When it comes to Missouri soils, Dr. Will McClain said, “We’re stuck with the soil texture we’ve been given.” The texture of a soil is determined by its mineral matter. Texture is based on the amounts of sand, silt and clay in the soil. An Agronomy Specialist with the University of Missouri Extension, he believes Missouri has some of the most variable soils around.
McClain told Spring Forage Conference attendees at the Feb. 23 conference in Springfield, Mo., it is important to know your soil, because plant species differ in their nutrient requirements. Learning what mineral nutrient you need the most and where it is needed is the best way to save money on fertilizer.
Different areas of a farm, or field, may have differing nutrient needs. Adding too much of a nutrient to the soil can be detrimental. It is easier to deal with a nutrient deficiency than with trying to deal with toxic levels.
Soil testing is the best way to determine what nutrients are in the soil. While it sounds simple, there are proper ways to test to ensure accurate results.
If you are testing a field with one soil type, you might be able to get accuracy with only one sample. But if the field has a lot of variability, more samples may be needed. The University of Missouri recommends taking 15 to 20 cores per sample. The right depth is important. The recommended depth is four to six inches because that is where the majority of plant roots are.
Something as simple as using a clean bucket can make a big difference in testing results. Some substances, or fertilizer residue, in the bucket will show up in the soil test as very high values.
Avoid testing in areas where the animals hang out. Also avoid sampling near a limestone road. The closer you get to a chat road, the higher the pH. The measure of soil acidity is called pH. Most plants grow best in the 5.5 to 6.5 pH range.
Test results may have a number under the EMG (effective magnesium). That means dolomitic limestone is needed. A number in the ENM (effective neutralizing material) means calcitic lime should be used.
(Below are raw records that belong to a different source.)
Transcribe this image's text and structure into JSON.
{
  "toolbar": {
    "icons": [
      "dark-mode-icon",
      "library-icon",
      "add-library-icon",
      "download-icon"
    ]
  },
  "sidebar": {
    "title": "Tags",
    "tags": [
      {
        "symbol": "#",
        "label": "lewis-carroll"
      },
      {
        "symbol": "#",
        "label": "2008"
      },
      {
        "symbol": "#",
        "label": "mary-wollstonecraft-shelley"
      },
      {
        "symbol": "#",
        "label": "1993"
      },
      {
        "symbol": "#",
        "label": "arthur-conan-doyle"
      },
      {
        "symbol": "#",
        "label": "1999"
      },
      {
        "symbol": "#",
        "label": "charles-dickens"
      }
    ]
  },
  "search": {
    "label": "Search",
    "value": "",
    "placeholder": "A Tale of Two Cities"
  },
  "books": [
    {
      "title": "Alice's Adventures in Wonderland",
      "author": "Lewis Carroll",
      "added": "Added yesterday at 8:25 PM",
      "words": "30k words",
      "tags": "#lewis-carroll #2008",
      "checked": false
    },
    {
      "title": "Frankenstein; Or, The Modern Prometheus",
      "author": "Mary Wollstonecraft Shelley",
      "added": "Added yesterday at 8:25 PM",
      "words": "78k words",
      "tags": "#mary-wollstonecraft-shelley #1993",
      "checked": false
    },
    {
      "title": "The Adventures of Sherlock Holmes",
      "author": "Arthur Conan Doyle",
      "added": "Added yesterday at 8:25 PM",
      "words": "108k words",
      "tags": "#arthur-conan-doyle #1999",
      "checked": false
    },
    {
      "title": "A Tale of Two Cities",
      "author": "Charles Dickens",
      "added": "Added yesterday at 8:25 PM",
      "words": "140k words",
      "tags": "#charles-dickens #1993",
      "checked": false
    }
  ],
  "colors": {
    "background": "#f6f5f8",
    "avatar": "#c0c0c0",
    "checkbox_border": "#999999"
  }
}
Soil is composed of many factors. The most limiting nutrient determines the overall yield potential. A large portion of Missouri soils are low in phosphorus. When phosphorus was added, an increase was seen in yield and root mass.
The University of Missouri recommends one pound per acre, per year of Boron for alfalfa. Boron is needed by legumes.
Dr. McClain said there are benefits to unrolling hay in the field. Some contend this method wastes hay, but, he declared, it saves on fertilizer. Unrolling the hay causes the manure to be distributed around the field. Over a period of time it will cut down on the fertilizer needed. One cow on hay for 100 days (assuming 30 lbs/day) produces 25 pounds of available nitrogen, 21 pounds of phosphate and 73 pounds of potash.
A great online tool is the website for the Center for Applied Research and Environmental Systems,  and you can access that page at www.ozarksfn.com.


Please enter your comment!
Please enter your name here